[Your assignment]: Every line with "partition" in it must be copied from the data.

(Beginning of Supplied material)

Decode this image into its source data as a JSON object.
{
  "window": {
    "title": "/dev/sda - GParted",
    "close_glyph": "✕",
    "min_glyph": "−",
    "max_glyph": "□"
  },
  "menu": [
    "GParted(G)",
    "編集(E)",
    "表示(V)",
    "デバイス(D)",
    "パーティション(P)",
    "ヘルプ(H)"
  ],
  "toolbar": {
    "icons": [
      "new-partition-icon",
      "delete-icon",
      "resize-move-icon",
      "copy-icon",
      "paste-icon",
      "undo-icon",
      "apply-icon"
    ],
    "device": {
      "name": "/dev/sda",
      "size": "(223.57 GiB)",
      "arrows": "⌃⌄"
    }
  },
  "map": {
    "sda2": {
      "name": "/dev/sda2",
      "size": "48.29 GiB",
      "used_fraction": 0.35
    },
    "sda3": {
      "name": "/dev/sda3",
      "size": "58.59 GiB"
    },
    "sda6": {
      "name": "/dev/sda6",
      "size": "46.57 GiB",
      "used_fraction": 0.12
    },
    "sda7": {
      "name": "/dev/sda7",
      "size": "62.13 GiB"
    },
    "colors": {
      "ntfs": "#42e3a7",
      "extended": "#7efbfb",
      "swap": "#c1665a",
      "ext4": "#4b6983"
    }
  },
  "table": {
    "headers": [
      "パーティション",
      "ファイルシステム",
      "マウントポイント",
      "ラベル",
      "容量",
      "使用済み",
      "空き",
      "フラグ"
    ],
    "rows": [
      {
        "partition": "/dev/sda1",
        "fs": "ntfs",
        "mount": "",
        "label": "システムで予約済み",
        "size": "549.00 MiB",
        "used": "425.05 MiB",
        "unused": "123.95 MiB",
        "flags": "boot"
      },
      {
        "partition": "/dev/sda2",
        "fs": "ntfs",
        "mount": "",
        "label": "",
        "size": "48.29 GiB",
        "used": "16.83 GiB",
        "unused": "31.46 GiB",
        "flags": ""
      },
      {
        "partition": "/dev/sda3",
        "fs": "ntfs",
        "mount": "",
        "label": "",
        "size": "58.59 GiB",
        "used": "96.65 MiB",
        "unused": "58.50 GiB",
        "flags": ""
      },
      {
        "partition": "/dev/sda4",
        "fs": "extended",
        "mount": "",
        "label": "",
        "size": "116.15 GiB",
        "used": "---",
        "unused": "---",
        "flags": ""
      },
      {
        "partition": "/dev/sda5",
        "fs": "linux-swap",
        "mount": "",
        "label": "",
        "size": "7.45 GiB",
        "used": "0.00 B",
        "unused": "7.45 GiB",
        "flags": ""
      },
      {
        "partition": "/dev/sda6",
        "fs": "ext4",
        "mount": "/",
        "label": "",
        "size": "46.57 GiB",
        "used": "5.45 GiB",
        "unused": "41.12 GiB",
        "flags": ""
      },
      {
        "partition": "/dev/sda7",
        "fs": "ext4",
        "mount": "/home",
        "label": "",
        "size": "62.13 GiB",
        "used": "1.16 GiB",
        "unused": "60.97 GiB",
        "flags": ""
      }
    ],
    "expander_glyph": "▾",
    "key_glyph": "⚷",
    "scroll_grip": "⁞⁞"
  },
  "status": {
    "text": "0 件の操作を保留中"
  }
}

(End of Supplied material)

[Task output]:
      "new-partition-icon",
        "partition": "/dev/sda1",
        "partition": "/dev/sda2",
        "partition": "/dev/sda3",
        "partition": "/dev/sda4",
        "partition": "/dev/sda5",
        "partition": "/dev/sda6",
        "partition": "/dev/sda7",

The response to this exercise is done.